Launched in 2019 as an initiative of the Lead with Languages Scholarship Fund, the Lead with Languages Teacher Scholarship Program provides merit-based funding to graduating high school seniors committed to pursuing the language teaching profession in languages other than English. Scholars receive an annual award of $1,500 per academic year, renewable to a cumulative total of $6,000 per recipient, as well as 1-year complimentary ACTFL membership including access to the ACTFL Mentorship Program aimed at early-career language teachers upon entry into the field.
With a nearly universal shortage of language educators reported in at least 44 states plus the District of Columbia, we must prioritize efforts to bolster the teacher pipeline, supporting the recruitment and retention of qualified and passionate teachers of all languages.
It is with great joy and excitement that we announce our third class of Scholars who will begin their undergraduate paths to certification in the weeks ahead.
Meet the 2021 Class of Lead with Languages Teacher Scholars
In their letters of recommendation, the language educators of this impressive class of scholarship recipients describe a remarkable group of young people. Recommenders shared with us how these caring, determined, and eager learners have inspired them as individuals and educators, noting that they look forward to the day they will become colleagues in the profession.
The Scholars have explored a diverse range of experiences to begin honing their leadership and teaching skills. Among countless other activities, they have served as peer tutors, classroom assistants, and camp counselors. They have participated in school language clubs, honor societies, and Educators Rising chapters. Some have earned their state Seal of Biliteracy. Others have volunteered to organize and/or implement international charitable projects. They have conducted research, launched blogs, published media, and attended or spoken at workshops and conferences in the field.
For these ten students, language learning is something that happens inside the classroom, out in their communities, around the world, and within our hearts: It is a means to discover new parts of our identities and also an agent for social change that can encourage important conversations about equity and inclusion.

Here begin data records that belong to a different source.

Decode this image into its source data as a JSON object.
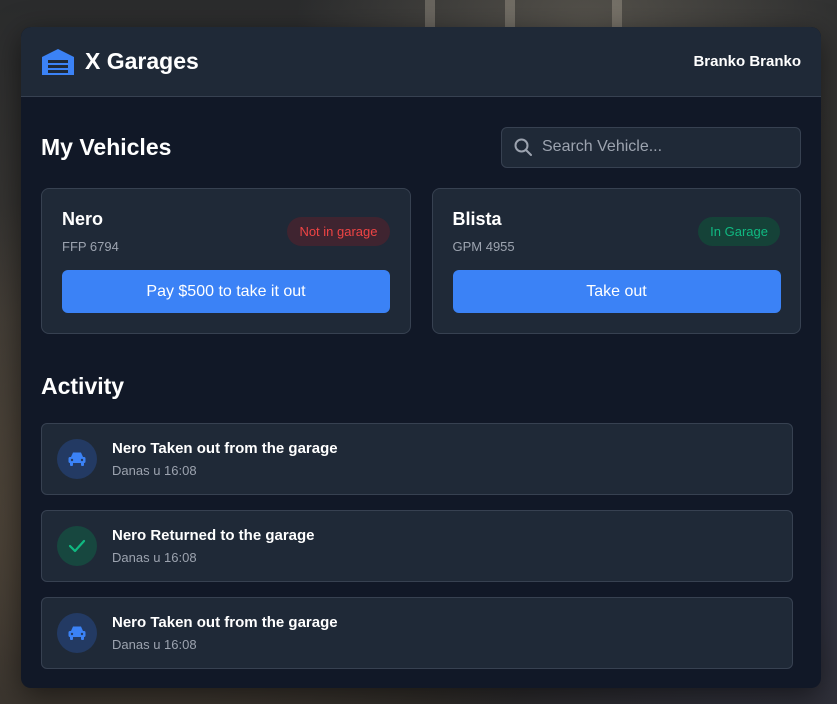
{
  "header": {
    "title": "X Garages",
    "user": "Branko Branko"
  },
  "vehicles_section": {
    "title": "My Vehicles",
    "search_placeholder": "Search Vehicle..."
  },
  "vehicles": [
    {
      "name": "Nero",
      "plate": "FFP 6794",
      "status": "Not in garage",
      "action": "Pay $500 to take it out"
    },
    {
      "name": "Blista",
      "plate": "GPM 4955",
      "status": "In Garage",
      "action": "Take out"
    }
  ],
  "activity": {
    "title": "Activity",
    "items": [
      {
        "icon": "car-icon",
        "text": "Nero Taken out from the garage",
        "time": "Danas u 16:08"
      },
      {
        "icon": "check-icon",
        "text": "Nero Returned to the garage",
        "time": "Danas u 16:08"
      },
      {
        "icon": "car-icon",
        "text": "Nero Taken out from the garage",
        "time": "Danas u 16:08"
      }
    ]
  },
  "colors": {
    "accent": "#3b82f6",
    "status_out": "#ef4444",
    "status_in": "#10b981",
    "panel_bg": "#111827",
    "card_bg": "#1f2937"
  }
}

When asked why they are becoming educators, our Class of 2021 awardees speak to the importance of teacher mentors in their own lives, a desire to give back to their communities, a connection to their heritage, and their unwavering hope for the future.
In their words:
“The biggest reason that I want to be a language educator is because I want to empower students to leave their comfort zone and equip them to create new relationships and experience new cultures. […] After I graduate, I want to join the Peace Corps’ education program in a Spanish speaking country for 2 years, and once I return, I would like to go back to school and get my master’s in Education. With these degrees, I want to teach Spanish or one day have my own school in a Spanish speaking country.”
“As a future teacher, I often think about how one day I, too, can save a child who may feel lost and hopeless. […] I can be the one who tells them things get better, and that I am living proof of that.”
“The German language is very close to my heart. It’s the language that my ancestors spoke, and it has been a part of my life ever since I was a small child learning the original words of ‘O Tannenbaum’ from my grandmother. As I’ve gotten older, I’ve fallen in love with a language that calls lightbulbs ‘glow-pears’ and gloves ‘hand-shoes.’ I love the rich sound of German, how its consonants feel heavy in my mouth like a thick slice of bread. […] I want to pass on that love to my students.”
“The challenges that I have witnessed during this pandemic have motivated me to pursue a teaching career. […] I want to help others to pursue their dreams by imparting an understanding of different cultures and how languages can be a source of social change and individual strength.”
“Although there are so many world language oriented careers in the twenty-first century, nothing provokes more satisfaction in me than the promise of cultivating linguistic and cultural awareness in the next generation and inspiring students to change their society through language."
Congratulations to the 2021 Class of Lead with Languages Teacher Scholars!
Aleksandra, Illinois – Spanish
Bella, Maryland – Japanese
Chay Robert, Ohio – French, Spanish, Italian
Chloe, Wisconsin – German
Cody, Kentucky – Spanish, Arabic, Chinese
Kaleb, Georgia – Spanish
Lucia, Wisconsin – Spanish, French
Nicole, Tennessee – Spanish
Rachel, Ohio – French
Ryan, Connecticut – Spanish
Sincere thanks to all applicants who expressed interest during the 2021 submission period, as well as the dynamic group of language educators who carefully reviewed applications to select our recipients. We thank 2021 Selection Committee chair Meredith White and members Anne Coffman, Angelica DaSilva, Janet Eckerson, Lindsay Jeffers, Maria Nebres, Jenny Santilli, Nickolas Vosinas, and Miaochun Wei for their service and dedication to supporting future teachers.
Do you know a future language teacher who will be a high school senior in Spring 2022?
Visit our Teacher Scholarship Program page to learn more about this program, and stay tuned @LangConnectsFdn for news about the Scholars as well as the call for applications in 2022.